Sometimes the devil is in the detail, but there are also times when the more you explain something, the less sense it makes. In Meshuggah’s case both are true.
As regards the first notion, their music is arguably among the most complex and sophisticated of its kind. Meshuggah is almost metal by mistake. It is only its heaviness that characterises it as such. In truth, they have as much in common with techno or jazz musicians than Iron Maiden. The more you listen, the more you find layers of rhythm upon rhythm upon rhythm, folding outwards on itself again and again. It’s like an onion. With a Rubik’s cube inside. Set inside a weird computer game. From Sweden. See what I mean? The first point proves the second. The more you try to explain Meshuggah the more confusing it gets, making the name – it means ‘crazy’ in Yiddish – seem all the more appropriate.

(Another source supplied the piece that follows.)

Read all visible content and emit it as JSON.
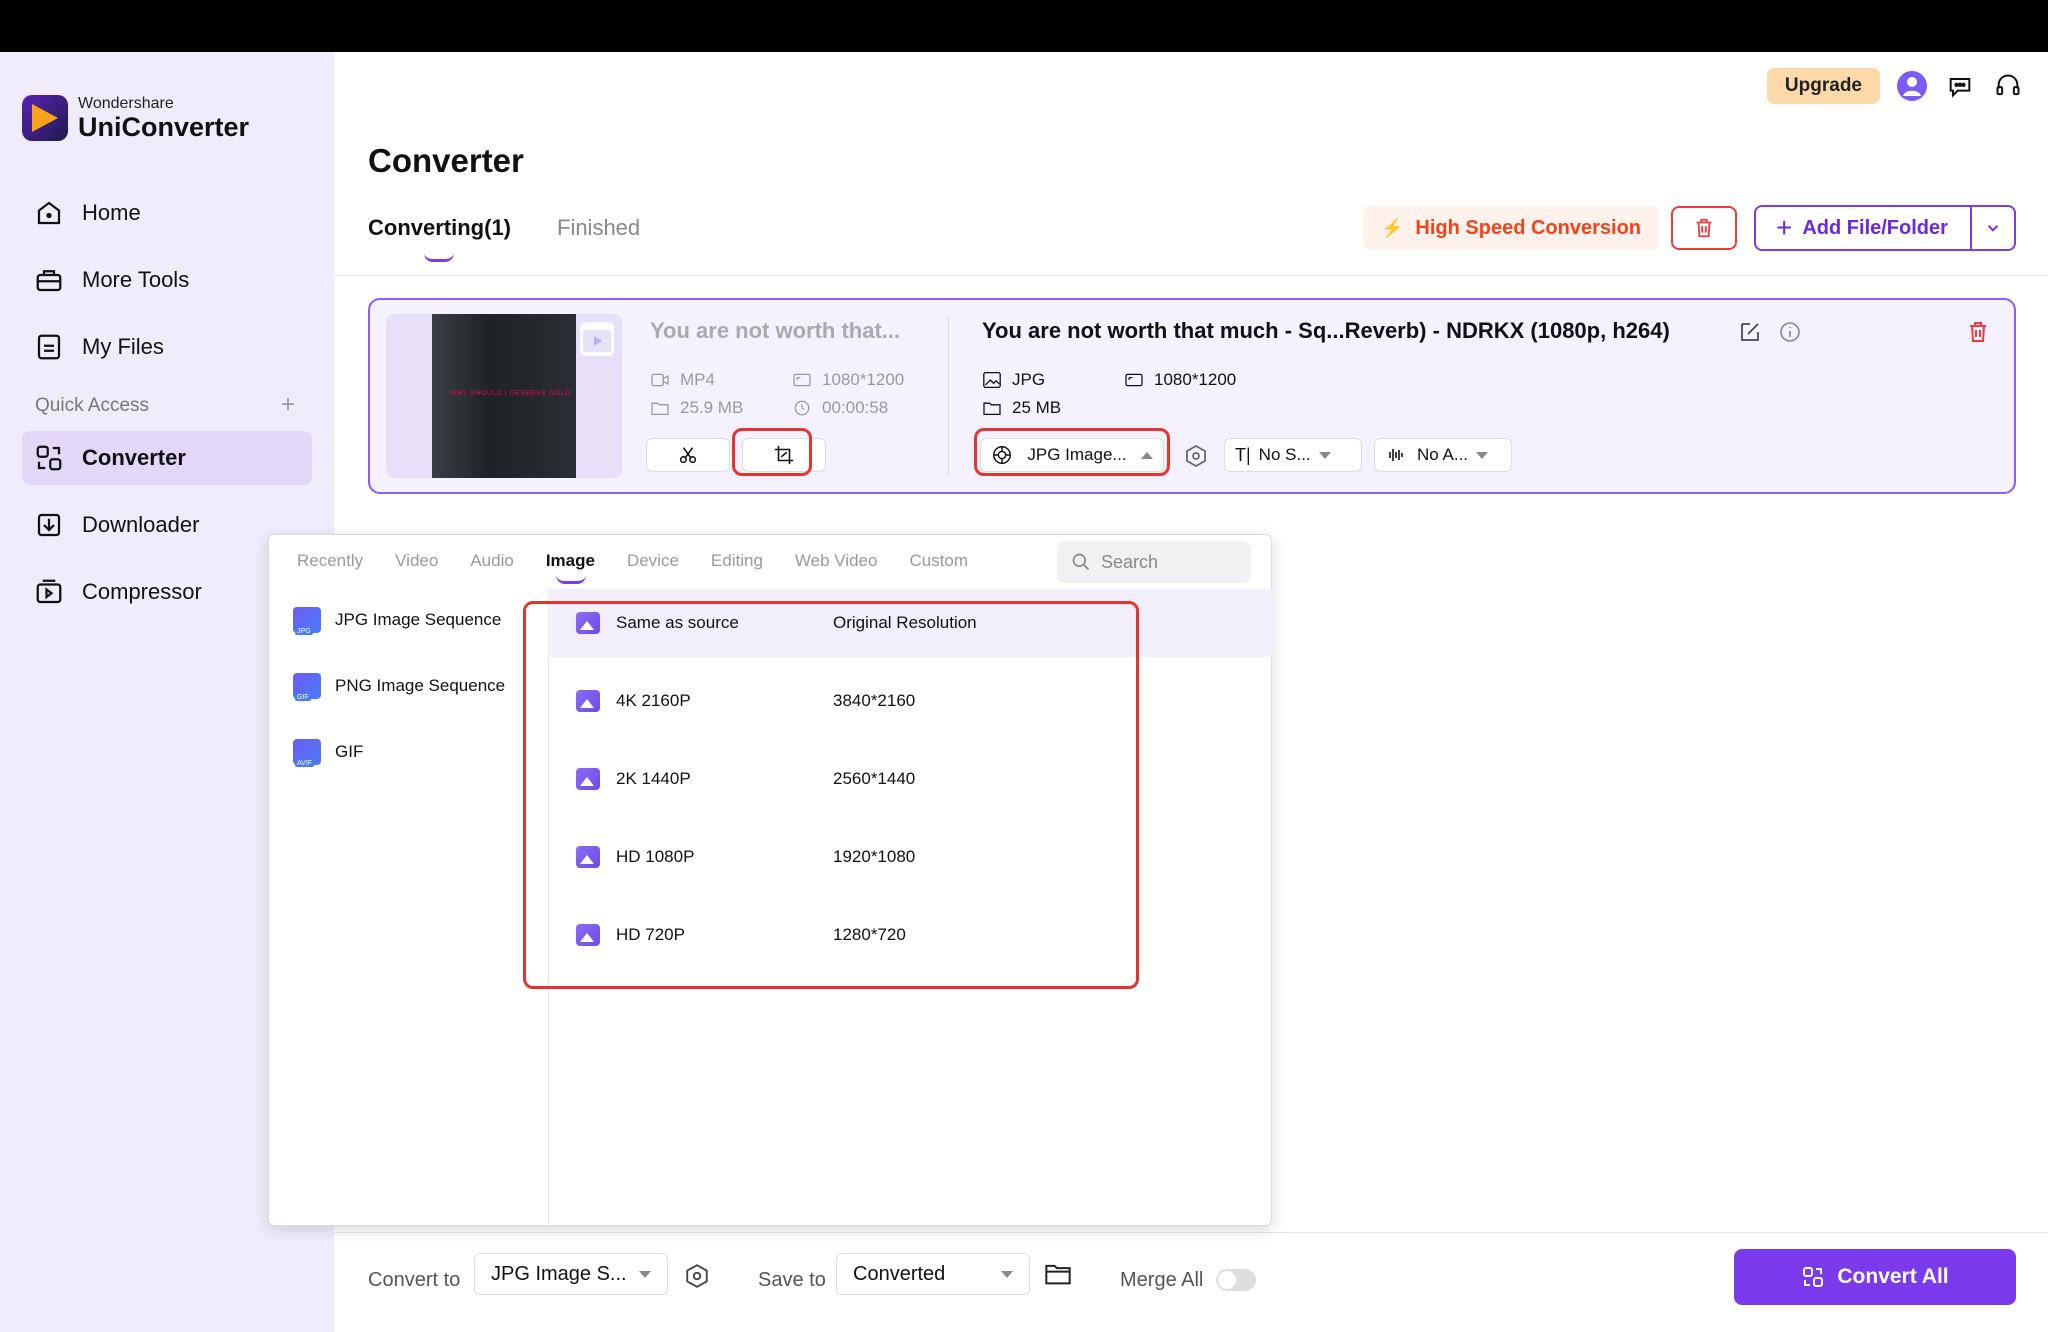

They started out in the 80s, aspirant musicians throwing down Metallica licks for fun. It took four years and several line-up shifts to find their first groove. Since then, they have explored the technical limits of rock, the most apt description being All Music’s description of them as ‘calculus metal’. Theirs is a crunch, a growl, a thud, but also a groove; an enormous slow, deep twang, generated from the battery of drums from the uncomfortably talented Tomas Haake and a team of shredders riffing on eight (yes, count ‘em) stringed guitars.
Meshuggah have truly earned the title of pioneers within rock, exploring its outer limits without ever disappearing up its tender nether regions. Accepting the nominal notion that music can go anywhere, you just have to be able to keep up. Meshuggah can keep up.
Garage, Glasgow, Mon 8 Sep